  11. PHYSIOLOGY OF DIVING • The explanation for this is that the Weddell seal has approximately twice the volume of blood per kilogram as humans • As well, the Weddell seal's spleen has the ability to store up to 24L of blood

  12. PHYSIOLOGY OF DIVING • It is believed that when the seal dives the spleen contracts causing the stored oxygen enriched blood to enter the blood stream

  13. PHYSIOLOGY OF DIVING • Also, these seals have a higher concentration of a certain protein found within the muscles known as myoglobin, which stores oxygen • The Weddell seal contains 25% of its oxygen in the muscles, while humans only keep about 12% of their oxygen within the muscles

  14. PHYSIOLOGY OF DIVING • Not only does the Weddell seal store oxygen for long dives, but they consume it wisely as well • A diving reflex slows the pulse, and an overall reduction in oxygen consumption occurs due to this reduced heart rate
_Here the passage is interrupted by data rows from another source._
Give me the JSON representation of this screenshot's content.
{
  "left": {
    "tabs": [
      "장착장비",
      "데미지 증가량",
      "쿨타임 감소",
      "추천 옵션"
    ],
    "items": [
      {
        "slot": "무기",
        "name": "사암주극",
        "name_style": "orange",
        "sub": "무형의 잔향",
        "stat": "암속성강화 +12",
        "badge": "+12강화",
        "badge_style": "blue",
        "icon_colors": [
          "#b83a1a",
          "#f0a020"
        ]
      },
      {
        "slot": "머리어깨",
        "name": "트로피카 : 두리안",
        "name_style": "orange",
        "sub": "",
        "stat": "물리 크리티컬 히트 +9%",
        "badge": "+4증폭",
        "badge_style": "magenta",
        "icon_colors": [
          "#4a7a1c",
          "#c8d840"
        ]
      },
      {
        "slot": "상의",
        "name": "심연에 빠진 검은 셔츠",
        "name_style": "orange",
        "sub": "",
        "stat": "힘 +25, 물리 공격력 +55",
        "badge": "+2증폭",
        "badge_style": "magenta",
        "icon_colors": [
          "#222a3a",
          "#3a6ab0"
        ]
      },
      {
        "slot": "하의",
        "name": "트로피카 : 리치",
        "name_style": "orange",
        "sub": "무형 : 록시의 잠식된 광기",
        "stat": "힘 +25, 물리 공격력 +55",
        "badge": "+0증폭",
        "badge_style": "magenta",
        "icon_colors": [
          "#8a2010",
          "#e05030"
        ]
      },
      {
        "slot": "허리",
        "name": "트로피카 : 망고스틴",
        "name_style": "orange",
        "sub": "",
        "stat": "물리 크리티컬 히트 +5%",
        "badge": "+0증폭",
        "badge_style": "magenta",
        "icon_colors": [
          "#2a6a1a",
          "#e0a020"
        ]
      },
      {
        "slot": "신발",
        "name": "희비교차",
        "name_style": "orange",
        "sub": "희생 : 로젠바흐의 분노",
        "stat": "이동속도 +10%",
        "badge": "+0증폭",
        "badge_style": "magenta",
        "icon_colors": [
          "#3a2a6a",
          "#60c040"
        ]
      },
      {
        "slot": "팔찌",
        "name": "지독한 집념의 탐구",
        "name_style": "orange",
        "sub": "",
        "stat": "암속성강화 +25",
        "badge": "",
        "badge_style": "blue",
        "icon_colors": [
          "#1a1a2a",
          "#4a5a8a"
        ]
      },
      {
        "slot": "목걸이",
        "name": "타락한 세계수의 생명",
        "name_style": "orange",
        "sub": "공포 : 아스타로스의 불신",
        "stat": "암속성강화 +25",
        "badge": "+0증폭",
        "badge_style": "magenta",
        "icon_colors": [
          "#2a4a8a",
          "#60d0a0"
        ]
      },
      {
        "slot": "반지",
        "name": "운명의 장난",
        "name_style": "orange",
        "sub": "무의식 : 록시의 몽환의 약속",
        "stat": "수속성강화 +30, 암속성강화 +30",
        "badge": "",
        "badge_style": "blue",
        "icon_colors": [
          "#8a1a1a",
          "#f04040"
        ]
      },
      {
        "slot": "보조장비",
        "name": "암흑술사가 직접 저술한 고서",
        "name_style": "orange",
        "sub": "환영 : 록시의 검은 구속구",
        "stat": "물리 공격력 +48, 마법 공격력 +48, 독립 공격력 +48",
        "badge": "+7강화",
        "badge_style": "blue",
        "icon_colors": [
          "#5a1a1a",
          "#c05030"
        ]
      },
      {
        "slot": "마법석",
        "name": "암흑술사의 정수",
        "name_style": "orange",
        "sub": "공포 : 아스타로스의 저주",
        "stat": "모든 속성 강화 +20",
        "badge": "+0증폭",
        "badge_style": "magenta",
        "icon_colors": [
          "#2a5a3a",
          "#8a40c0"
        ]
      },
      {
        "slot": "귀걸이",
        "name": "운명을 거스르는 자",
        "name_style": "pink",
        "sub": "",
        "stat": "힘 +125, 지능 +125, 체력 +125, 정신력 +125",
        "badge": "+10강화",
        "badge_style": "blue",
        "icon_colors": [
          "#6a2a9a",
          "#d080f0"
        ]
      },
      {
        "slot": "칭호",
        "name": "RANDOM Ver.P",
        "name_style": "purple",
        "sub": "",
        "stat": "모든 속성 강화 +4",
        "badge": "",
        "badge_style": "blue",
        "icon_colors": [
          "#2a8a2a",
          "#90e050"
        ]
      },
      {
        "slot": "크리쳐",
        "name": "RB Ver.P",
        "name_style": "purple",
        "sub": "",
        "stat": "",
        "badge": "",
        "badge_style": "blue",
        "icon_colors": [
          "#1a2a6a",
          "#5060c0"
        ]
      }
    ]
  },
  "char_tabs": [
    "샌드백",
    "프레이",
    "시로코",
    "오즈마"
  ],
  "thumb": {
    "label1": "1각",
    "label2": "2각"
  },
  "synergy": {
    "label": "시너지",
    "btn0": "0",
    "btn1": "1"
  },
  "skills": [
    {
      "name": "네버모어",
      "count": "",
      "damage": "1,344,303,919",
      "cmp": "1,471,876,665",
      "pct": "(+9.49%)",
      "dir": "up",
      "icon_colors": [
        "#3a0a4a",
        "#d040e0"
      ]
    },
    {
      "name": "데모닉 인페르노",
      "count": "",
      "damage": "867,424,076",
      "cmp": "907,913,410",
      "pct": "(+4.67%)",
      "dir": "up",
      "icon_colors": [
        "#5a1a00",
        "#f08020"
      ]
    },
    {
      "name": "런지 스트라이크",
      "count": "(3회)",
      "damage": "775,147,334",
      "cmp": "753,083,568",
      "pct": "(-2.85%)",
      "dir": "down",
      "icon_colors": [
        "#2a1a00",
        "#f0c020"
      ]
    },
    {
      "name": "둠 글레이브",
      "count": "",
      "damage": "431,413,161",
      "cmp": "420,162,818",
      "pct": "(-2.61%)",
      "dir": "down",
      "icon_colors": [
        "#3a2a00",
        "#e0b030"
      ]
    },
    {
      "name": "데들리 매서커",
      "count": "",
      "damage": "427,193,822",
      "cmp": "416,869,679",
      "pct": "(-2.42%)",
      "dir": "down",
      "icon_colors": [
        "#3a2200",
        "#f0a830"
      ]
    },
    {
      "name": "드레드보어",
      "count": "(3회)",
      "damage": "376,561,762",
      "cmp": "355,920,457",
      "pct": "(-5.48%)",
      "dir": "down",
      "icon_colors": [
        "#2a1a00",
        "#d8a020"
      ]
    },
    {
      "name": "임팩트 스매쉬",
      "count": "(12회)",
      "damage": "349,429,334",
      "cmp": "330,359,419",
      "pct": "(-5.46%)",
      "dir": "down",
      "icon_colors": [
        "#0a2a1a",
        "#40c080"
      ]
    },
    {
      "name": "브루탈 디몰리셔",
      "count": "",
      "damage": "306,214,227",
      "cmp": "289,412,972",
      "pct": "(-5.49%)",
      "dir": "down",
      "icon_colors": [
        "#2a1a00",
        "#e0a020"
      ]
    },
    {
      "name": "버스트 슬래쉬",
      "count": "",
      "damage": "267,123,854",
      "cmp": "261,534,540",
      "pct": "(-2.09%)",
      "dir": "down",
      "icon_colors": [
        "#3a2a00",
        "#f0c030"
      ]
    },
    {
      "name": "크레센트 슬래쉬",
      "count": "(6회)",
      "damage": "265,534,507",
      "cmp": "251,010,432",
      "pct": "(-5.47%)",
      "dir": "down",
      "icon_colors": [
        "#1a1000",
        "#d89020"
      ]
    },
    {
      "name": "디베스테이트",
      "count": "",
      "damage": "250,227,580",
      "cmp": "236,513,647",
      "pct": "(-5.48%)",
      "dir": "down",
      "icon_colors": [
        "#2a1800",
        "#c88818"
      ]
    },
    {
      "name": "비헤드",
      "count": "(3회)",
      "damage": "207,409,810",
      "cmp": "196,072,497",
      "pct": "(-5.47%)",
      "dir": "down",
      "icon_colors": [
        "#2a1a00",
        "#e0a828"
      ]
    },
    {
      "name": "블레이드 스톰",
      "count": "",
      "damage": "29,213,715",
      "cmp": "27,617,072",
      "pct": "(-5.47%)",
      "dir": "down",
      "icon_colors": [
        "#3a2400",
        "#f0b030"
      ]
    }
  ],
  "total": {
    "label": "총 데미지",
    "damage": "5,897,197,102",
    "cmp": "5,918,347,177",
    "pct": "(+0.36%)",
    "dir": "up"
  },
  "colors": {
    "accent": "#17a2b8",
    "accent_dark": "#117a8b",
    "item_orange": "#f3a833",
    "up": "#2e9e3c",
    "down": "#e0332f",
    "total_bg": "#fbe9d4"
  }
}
  15. PHYSIOLOGY OF DIVING • Regulatory mechanisms reroute blood to where it is needed most (brain, spinal cord, eyes, adrenal glands, and in some cases placenta) by constricting blood flow where it is not needed (mainly in the digestive system)

  16. PHYSIOLOGY OF DIVING • Blood flow is restricted to muscles during long dives and they rely on oxygen stored in their myoglobin and make their ATP from fermentation rather then from respiration
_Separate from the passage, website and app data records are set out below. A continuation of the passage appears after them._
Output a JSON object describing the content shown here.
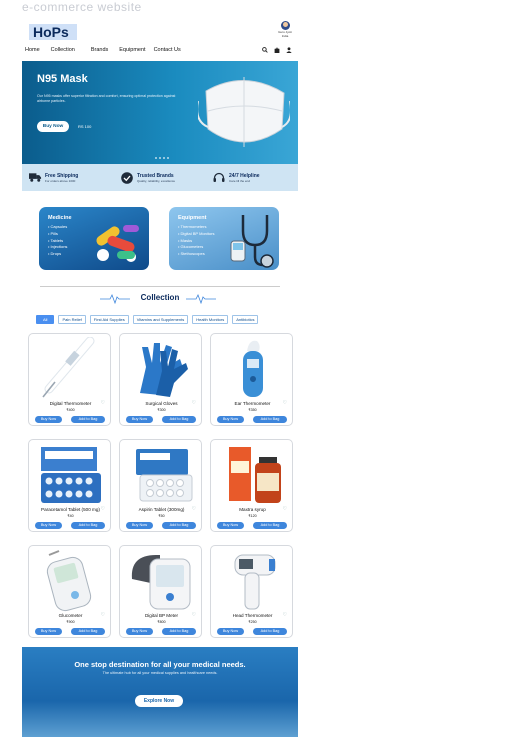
{
  "caption": "e-commerce website",
  "header": {
    "logo": "HoPs",
    "user_name": "Guru Jyoti",
    "user_location": "India",
    "nav": [
      "Home",
      "Collection",
      "Brands",
      "Equipment",
      "Contact Us"
    ],
    "icons": [
      "search-icon",
      "bag-icon",
      "user-icon"
    ]
  },
  "hero": {
    "title": "N95 Mask",
    "description": "Our N95 masks offer superior filtration and comfort, ensuring optimal protection against airborne particles.",
    "button": "Buy Now",
    "price": "RS 100"
  },
  "features": [
    {
      "title": "Free Shipping",
      "subtitle": "For orders above 1000",
      "icon": "truck-icon"
    },
    {
      "title": "Trusted Brands",
      "subtitle": "Quality, reliability, excellence",
      "icon": "check-circle-icon"
    },
    {
      "title": "24/7 Helpline",
      "subtitle": "Care till the end",
      "icon": "headset-icon"
    }
  ],
  "categories": {
    "medicine": {
      "title": "Medicine",
      "items": [
        "Capsules",
        "Pills",
        "Tablets",
        "Injections",
        "Drops"
      ]
    },
    "equipment": {
      "title": "Equipment",
      "items": [
        "Thermometers",
        "Digital BP Monitors",
        "Masks",
        "Glucometers",
        "Stethoscopes"
      ]
    }
  },
  "collection": {
    "title": "Collection",
    "filters": [
      "All",
      "Pain Relief",
      "First Aid Supplies",
      "Vitamins and Supplements",
      "Health Monitors",
      "Antibiotics"
    ]
  },
  "products": [
    {
      "name": "Digital Thermometer",
      "price": "₹400"
    },
    {
      "name": "Surgical Gloves",
      "price": "₹300"
    },
    {
      "name": "Ear Thermometer",
      "price": "₹350"
    },
    {
      "name": "Paracetamol Tablet (500 mg)",
      "price": "₹40"
    },
    {
      "name": "Aspirin Tablet (300mg)",
      "price": "₹50"
    },
    {
      "name": "Maxtra syrup",
      "price": "₹120"
    },
    {
      "name": "Glucometer",
      "price": "₹900"
    },
    {
      "name": "Digital BP Meter",
      "price": "₹800"
    },
    {
      "name": "Head Thermometer",
      "price": "₹250"
    }
  ],
  "product_buttons": {
    "buy": "Buy Now",
    "bag": "Add to Bag"
  },
  "promo": {
    "title": "One stop destination for all your medical needs.",
    "subtitle": "The ultimate hub for all your medical supplies and healthcare needs.",
    "button": "Explore Now"
  },
  "colors": {
    "primary": "#0b5c8c",
    "accent": "#3e86dc",
    "navy": "#0b2a5c"
  }
}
  17. PHYSIOLOGY OF DIVING • scuba divers • If working at depths greater than 30 meters a diver breathes air at higher than atmospheric pressure and can accumulate dissolved gases in blood and tissues

  18. PHYSIOLOGY OF DIVING • If diver’s return to the surface is too rapid the dissolved gas comes out of solution forming bubbles in tissues and blood vessels (mainly N2) “bends” • Condition is prevented by controlled decompression


  20. PHYSIOLOGY OF DIVING • Diving animals exhale at the start of a dive • Increased pressure of diving to considerable depths decreases the volumes of gases in the lungs to the point of causing the lungs to collapse

  21. PHYSIOLOGY OF DIVING • Reduced air volume in lungs where gases are exposed to capillaries minimizes the transfer of dissolved N2 to the animal’s blood • Bubble formation is not a problem when the animal returns to the surface